The Canvas. By going to Windows (on the Main Menu) and then choosing Paint Effects, you will reveal the Maya painting canvas.

A new image. On the Canvas window, you can select Canvas and then choose New Image. A window will pop up that will allow you to give your image a name, choose a background color, and select an image size. Since we are going to build a texture that will wrap in both the x and the y dimensions, you might want to make the image a square (not simply a rectangle).

Wrapping. In the middle of the top menu on the canvas window are two icons that need to be selected so that the texture we are making will wrap in both dimensions.  They are white icons with blue paint strokes on them.  There are red arrows on the top of the x-wrap icon and on the left side of the y-wrap icon: paintwraps-300x80-2013-01-22-21-29.jpg

Painting. Next you paint your texture image, while making sure you use both the top/bottom wrapping and the left/right wrapping.  You will have to play around with it.  You should paint strokes that go off the canvas in both dimensions. Painting on the canvas is covered on a couple of the tutorial videos on 3DbyBuzz.com.

Using the image as a texture. When you save your image, it will end up in Documents – Maya – projects – sourceimages.

Create a file texture. Now, create a file texture and make sure it is a Normal (not Projection) texture.  This is all covered on a few of the tutorial videos on 3DbyBuzz.com. Now, use your image from the sourceimages folder as the image for the file texture you just made.

Tiling. Go to the attributes of the file texture and select the place2dTexture1 tab.  (This should be the default name for the first texture you create in your scene.) Set the two Repeat UV numbers to 3 and 3.  (Or whatever non-zero numbers you want.)

An example. Notice that because the paint tool will continue a line that goes off the Canvas by drawing it on the other side of the image, the creator of the image below did not have to manually line up the four lines that go off the Canvas in both directions. Here is the example drawing made on the Canvas:
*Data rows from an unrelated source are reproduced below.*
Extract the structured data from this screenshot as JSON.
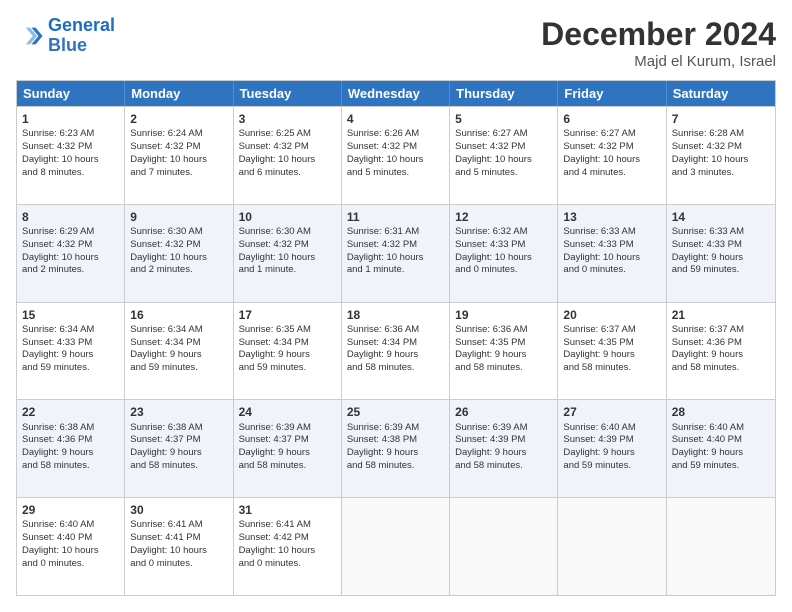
{
  "header": {
    "logo_line1": "General",
    "logo_line2": "Blue",
    "month_title": "December 2024",
    "location": "Majd el Kurum, Israel"
  },
  "weekdays": [
    "Sunday",
    "Monday",
    "Tuesday",
    "Wednesday",
    "Thursday",
    "Friday",
    "Saturday"
  ],
  "rows": [
    [
      {
        "day": "1",
        "lines": [
          "Sunrise: 6:23 AM",
          "Sunset: 4:32 PM",
          "Daylight: 10 hours",
          "and 8 minutes."
        ]
      },
      {
        "day": "2",
        "lines": [
          "Sunrise: 6:24 AM",
          "Sunset: 4:32 PM",
          "Daylight: 10 hours",
          "and 7 minutes."
        ]
      },
      {
        "day": "3",
        "lines": [
          "Sunrise: 6:25 AM",
          "Sunset: 4:32 PM",
          "Daylight: 10 hours",
          "and 6 minutes."
        ]
      },
      {
        "day": "4",
        "lines": [
          "Sunrise: 6:26 AM",
          "Sunset: 4:32 PM",
          "Daylight: 10 hours",
          "and 5 minutes."
        ]
      },
      {
        "day": "5",
        "lines": [
          "Sunrise: 6:27 AM",
          "Sunset: 4:32 PM",
          "Daylight: 10 hours",
          "and 5 minutes."
        ]
      },
      {
        "day": "6",
        "lines": [
          "Sunrise: 6:27 AM",
          "Sunset: 4:32 PM",
          "Daylight: 10 hours",
          "and 4 minutes."
        ]
      },
      {
        "day": "7",
        "lines": [
          "Sunrise: 6:28 AM",
          "Sunset: 4:32 PM",
          "Daylight: 10 hours",
          "and 3 minutes."
        ]
      }
    ],
    [
      {
        "day": "8",
        "lines": [
          "Sunrise: 6:29 AM",
          "Sunset: 4:32 PM",
          "Daylight: 10 hours",
          "and 2 minutes."
        ]
      },
      {
        "day": "9",
        "lines": [
          "Sunrise: 6:30 AM",
          "Sunset: 4:32 PM",
          "Daylight: 10 hours",
          "and 2 minutes."
        ]
      },
      {
        "day": "10",
        "lines": [
          "Sunrise: 6:30 AM",
          "Sunset: 4:32 PM",
          "Daylight: 10 hours",
          "and 1 minute."
        ]
      },
      {
        "day": "11",
        "lines": [
          "Sunrise: 6:31 AM",
          "Sunset: 4:32 PM",
          "Daylight: 10 hours",
          "and 1 minute."
        ]
      },
      {
        "day": "12",
        "lines": [
          "Sunrise: 6:32 AM",
          "Sunset: 4:33 PM",
          "Daylight: 10 hours",
          "and 0 minutes."
        ]
      },
      {
        "day": "13",
        "lines": [
          "Sunrise: 6:33 AM",
          "Sunset: 4:33 PM",
          "Daylight: 10 hours",
          "and 0 minutes."
        ]
      },
      {
        "day": "14",
        "lines": [
          "Sunrise: 6:33 AM",
          "Sunset: 4:33 PM",
          "Daylight: 9 hours",
          "and 59 minutes."
        ]
      }
    ],
    [
      {
        "day": "15",
        "lines": [
          "Sunrise: 6:34 AM",
          "Sunset: 4:33 PM",
          "Daylight: 9 hours",
          "and 59 minutes."
        ]
      },
      {
        "day": "16",
        "lines": [
          "Sunrise: 6:34 AM",
          "Sunset: 4:34 PM",
          "Daylight: 9 hours",
          "and 59 minutes."
        ]
      },
      {
        "day": "17",
        "lines": [
          "Sunrise: 6:35 AM",
          "Sunset: 4:34 PM",
          "Daylight: 9 hours",
          "and 59 minutes."
        ]
      },
      {
        "day": "18",
        "lines": [
          "Sunrise: 6:36 AM",
          "Sunset: 4:34 PM",
          "Daylight: 9 hours",
          "and 58 minutes."
        ]
      },
      {
        "day": "19",
        "lines": [
          "Sunrise: 6:36 AM",
          "Sunset: 4:35 PM",
          "Daylight: 9 hours",
          "and 58 minutes."
        ]
      },
      {
        "day": "20",
        "lines": [
          "Sunrise: 6:37 AM",
          "Sunset: 4:35 PM",
          "Daylight: 9 hours",
          "and 58 minutes."
        ]
      },
      {
        "day": "21",
        "lines": [
          "Sunrise: 6:37 AM",
          "Sunset: 4:36 PM",
          "Daylight: 9 hours",
          "and 58 minutes."
        ]
      }
    ],
    [
      {
        "day": "22",
        "lines": [
          "Sunrise: 6:38 AM",
          "Sunset: 4:36 PM",
          "Daylight: 9 hours",
          "and 58 minutes."
        ]
      },
      {
        "day": "23",
        "lines": [
          "Sunrise: 6:38 AM",
          "Sunset: 4:37 PM",
          "Daylight: 9 hours",
          "and 58 minutes."
        ]
      },
      {
        "day": "24",
        "lines": [
          "Sunrise: 6:39 AM",
          "Sunset: 4:37 PM",
          "Daylight: 9 hours",
          "and 58 minutes."
        ]
      },
      {
        "day": "25",
        "lines": [
          "Sunrise: 6:39 AM",
          "Sunset: 4:38 PM",
          "Daylight: 9 hours",
          "and 58 minutes."
        ]
      },
      {
        "day": "26",
        "lines": [
          "Sunrise: 6:39 AM",
          "Sunset: 4:39 PM",
          "Daylight: 9 hours",
          "and 58 minutes."
        ]
      },
      {
        "day": "27",
        "lines": [
          "Sunrise: 6:40 AM",
          "Sunset: 4:39 PM",
          "Daylight: 9 hours",
          "and 59 minutes."
        ]
      },
      {
        "day": "28",
        "lines": [
          "Sunrise: 6:40 AM",
          "Sunset: 4:40 PM",
          "Daylight: 9 hours",
          "and 59 minutes."
        ]
      }
    ],
    [
      {
        "day": "29",
        "lines": [
          "Sunrise: 6:40 AM",
          "Sunset: 4:40 PM",
          "Daylight: 10 hours",
          "and 0 minutes."
        ]
      },
      {
        "day": "30",
        "lines": [
          "Sunrise: 6:41 AM",
          "Sunset: 4:41 PM",
          "Daylight: 10 hours",
          "and 0 minutes."
        ]
      },
      {
        "day": "31",
        "lines": [
          "Sunrise: 6:41 AM",
          "Sunset: 4:42 PM",
          "Daylight: 10 hours",
          "and 0 minutes."
        ]
      },
      null,
      null,
      null,
      null
    ]
  ]
}
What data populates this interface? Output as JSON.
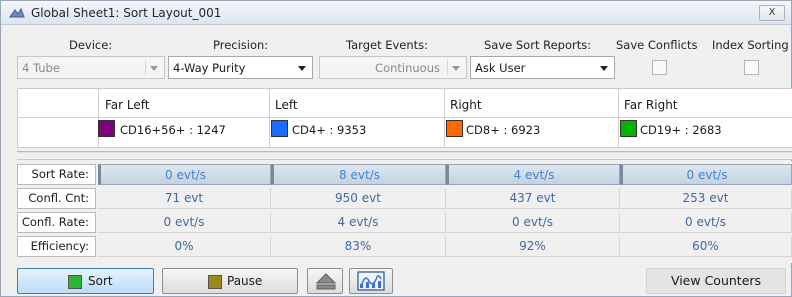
{
  "window": {
    "title": "Global Sheet1: Sort Layout_001",
    "close_label": "X"
  },
  "settings": {
    "device_label": "Device:",
    "device_value": "4 Tube",
    "precision_label": "Precision:",
    "precision_value": "4-Way Purity",
    "target_events_label": "Target Events:",
    "target_events_value": "Continuous",
    "save_sort_reports_label": "Save Sort Reports:",
    "save_sort_reports_value": "Ask User",
    "save_conflicts_label": "Save Conflicts",
    "save_conflicts_checked": false,
    "index_sorting_label": "Index Sorting",
    "index_sorting_checked": false
  },
  "targets": [
    {
      "name": "Far Left",
      "gate": "CD16+56+ : 1247",
      "color": "#800080"
    },
    {
      "name": "Left",
      "gate": "CD4+ : 9353",
      "color": "#1a6cff"
    },
    {
      "name": "Right",
      "gate": "CD8+ : 6923",
      "color": "#ff6a00"
    },
    {
      "name": "Far Right",
      "gate": "CD19+ : 2683",
      "color": "#00b400"
    }
  ],
  "stats": {
    "labels": {
      "sort_rate": "Sort Rate:",
      "confl_cnt": "Confl. Cnt:",
      "confl_rate": "Confl. Rate:",
      "efficiency": "Efficiency:"
    },
    "sort_rate": [
      "0 evt/s",
      "8 evt/s",
      "4 evt/s",
      "0 evt/s"
    ],
    "confl_cnt": [
      "71 evt",
      "950 evt",
      "437 evt",
      "253 evt"
    ],
    "confl_rate": [
      "0 evt/s",
      "4 evt/s",
      "0 evt/s",
      "0 evt/s"
    ],
    "efficiency": [
      "0%",
      "83%",
      "92%",
      "60%"
    ]
  },
  "toolbar": {
    "sort_label": "Sort",
    "sort_icon_color": "#2fb52f",
    "pause_label": "Pause",
    "pause_icon_color": "#9a8a1a",
    "eject_icon": "eject-icon",
    "calibration_icon": "calibration-icon",
    "view_counters_label": "View Counters"
  }
}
The result. Here is what our wrap-able texture looks like on a polygon plane:


Generating natural terrain with Terragen

There are a number of applications that can be used to create natural looking content for 3D scenes.  Today’s posting concerns Terragen.
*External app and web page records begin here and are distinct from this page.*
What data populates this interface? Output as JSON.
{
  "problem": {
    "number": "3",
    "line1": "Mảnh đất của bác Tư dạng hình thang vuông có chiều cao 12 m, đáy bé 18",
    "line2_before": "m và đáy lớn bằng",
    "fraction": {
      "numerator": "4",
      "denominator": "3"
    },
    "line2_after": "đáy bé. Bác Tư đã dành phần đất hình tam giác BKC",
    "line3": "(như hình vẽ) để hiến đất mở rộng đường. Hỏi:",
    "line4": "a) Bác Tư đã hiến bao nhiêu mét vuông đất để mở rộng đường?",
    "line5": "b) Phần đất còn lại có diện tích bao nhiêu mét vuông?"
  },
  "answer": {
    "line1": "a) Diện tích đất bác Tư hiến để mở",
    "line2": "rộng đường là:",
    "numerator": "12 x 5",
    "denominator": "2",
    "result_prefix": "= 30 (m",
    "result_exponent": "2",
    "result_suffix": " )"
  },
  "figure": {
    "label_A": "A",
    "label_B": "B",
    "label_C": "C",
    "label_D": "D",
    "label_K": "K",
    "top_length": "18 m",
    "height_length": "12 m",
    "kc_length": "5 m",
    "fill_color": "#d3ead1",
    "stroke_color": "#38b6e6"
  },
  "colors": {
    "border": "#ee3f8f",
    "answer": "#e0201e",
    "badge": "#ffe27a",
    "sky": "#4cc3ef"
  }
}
The banner image on this blog is a rendering of a scene built with Terragen 2 by Planetside.  It can be used to generate very realistic terrain, atmospheres, and water effects.  In particular, its ability to generate terrain is surprisingly easy to use.
Here is what the interface looks like:


Along the top are the items that can be created with this application and inserted into a 3D scene.  They include terrain, shaders, water, atmosphere, lighting, and cameras.
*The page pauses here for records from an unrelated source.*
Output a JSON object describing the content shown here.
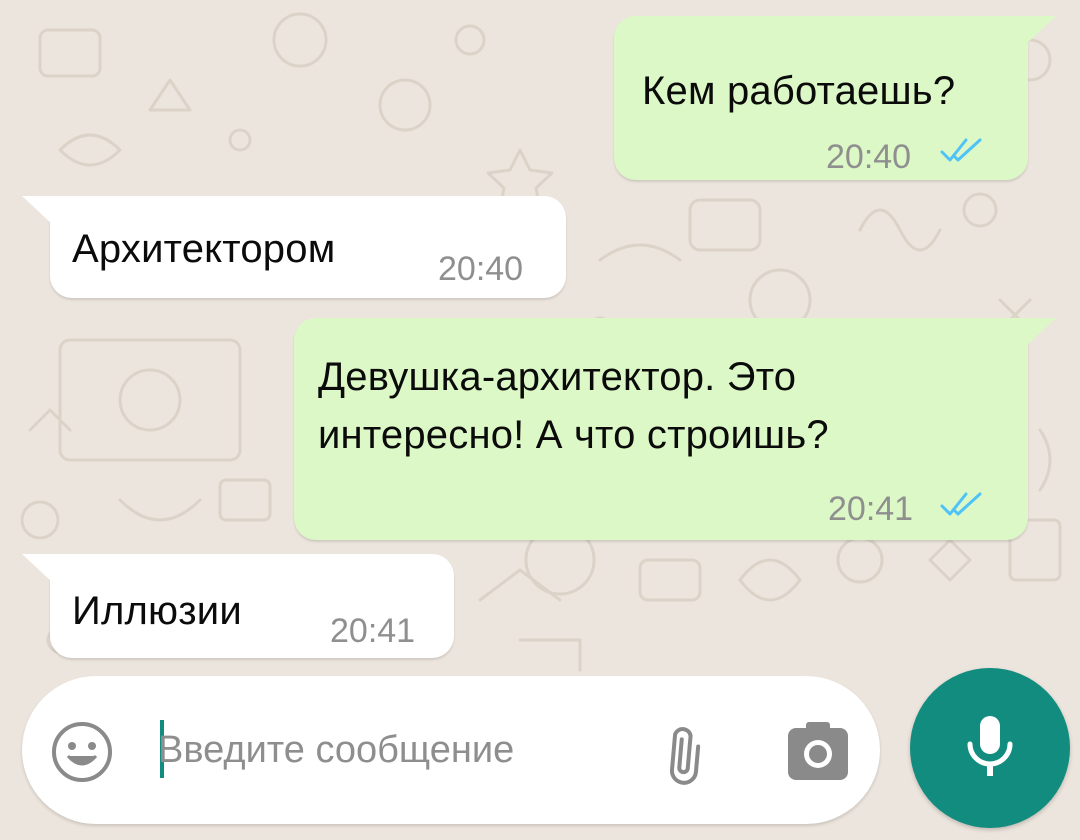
{
  "messages": [
    {
      "direction": "outgoing",
      "text_lines": [
        "Кем работаешь?"
      ],
      "time": "20:40",
      "status": "read"
    },
    {
      "direction": "incoming",
      "text_lines": [
        "Архитектором"
      ],
      "time": "20:40"
    },
    {
      "direction": "outgoing",
      "text_lines": [
        "Девушка-архитектор. Это",
        "интересно! А что строишь?"
      ],
      "time": "20:41",
      "status": "read"
    },
    {
      "direction": "incoming",
      "text_lines": [
        "Иллюзии"
      ],
      "time": "20:41"
    }
  ],
  "composer": {
    "placeholder": "Введите сообщение",
    "value": ""
  },
  "icons": {
    "emoji": "emoji-smile-icon",
    "attach": "paperclip-icon",
    "camera": "camera-icon",
    "mic": "microphone-icon",
    "read_status": "double-check-icon"
  },
  "colors": {
    "wallpaper": "#ece5dd",
    "outgoing_bubble": "#dcf8c6",
    "incoming_bubble": "#ffffff",
    "accent": "#128c7e",
    "read_ticks": "#4fc3f7",
    "timestamp": "#8f8f8f"
  }
}
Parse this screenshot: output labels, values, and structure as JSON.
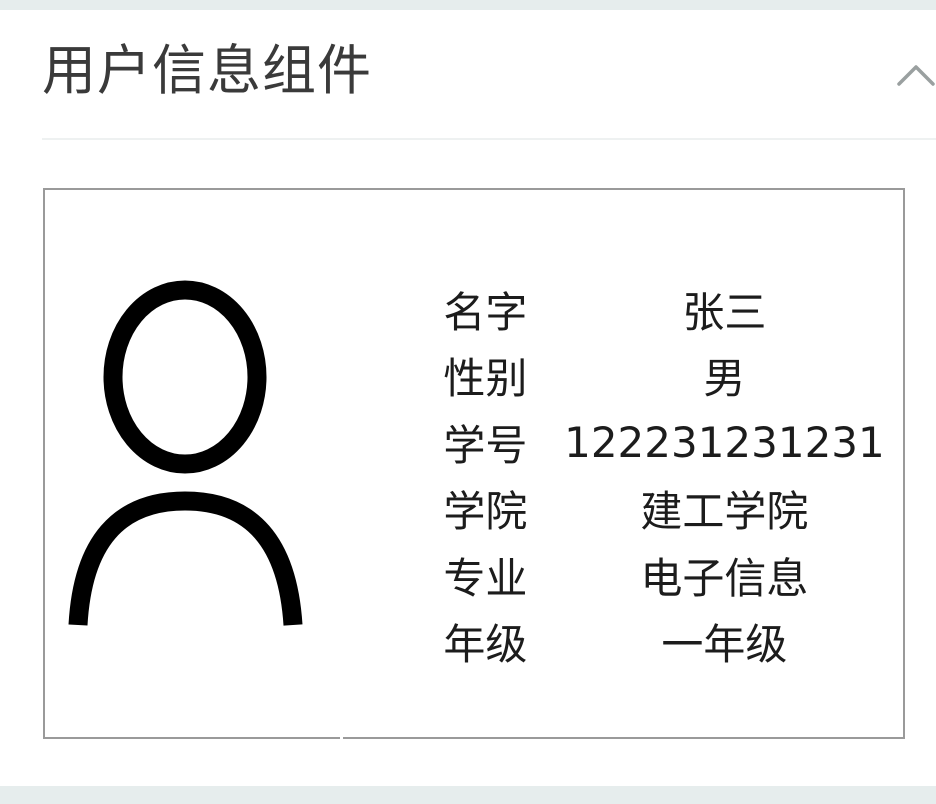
{
  "header": {
    "title": "用户信息组件",
    "collapse_icon": "chevron-up-icon"
  },
  "card": {
    "avatar_icon": "user-avatar-icon",
    "rows": [
      {
        "label": "名字",
        "value": "张三"
      },
      {
        "label": "性别",
        "value": "男"
      },
      {
        "label": "学号",
        "value": "122231231231"
      },
      {
        "label": "学院",
        "value": "建工学院"
      },
      {
        "label": "专业",
        "value": "电子信息"
      },
      {
        "label": "年级",
        "value": "一年级"
      }
    ]
  },
  "colors": {
    "page_background": "#e6eded",
    "panel_background": "#ffffff",
    "card_border": "#9a9a9a",
    "title_text": "#3a3a3a",
    "body_text": "#1c1c1c"
  }
}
Generating terrain.

The left lower window shows how terrain can be generated with Terragen:


Hitting the Generate Now button will create, in a semi-random fashion, a polygon mesh terrain based on the parameters set in this window.
This is a closeup of the upper right hand section of the main window.  This is where you can preview your generated terrain.


The header image for this blog was created by generating a water effect, an atmosphere, and overlaying that on a generated terrain.

A rendering without geometry.

This is how the scene looks with the atmosphere and water created, but without the terrain being generated, and then the scene being rendered:


A rendering with generated geometry.

After hitting the Generate button and re-rendering the scene, this is what the scene looks like:


From there, all I did was crop the rendering and use it as the header image on this blog.

Exporting from Terragen.

One inconvenience is that it is a bit of an effort to export geometry from Terragen and then use it in an application like Maya.  Terragen has to be told to export the geometry of the scene while it is doing a rendering.  The choices include exporting as FBX or OBJ.

What you cannot do with Terragen is export a full, integrated scene, complete with shaders, lights, and all geometry, and then import it directly into Maya.
In truth, Terragen is more easily used as a renderer to create an environment layer, and have that layer composited with a scene rendering from another application, like Maya.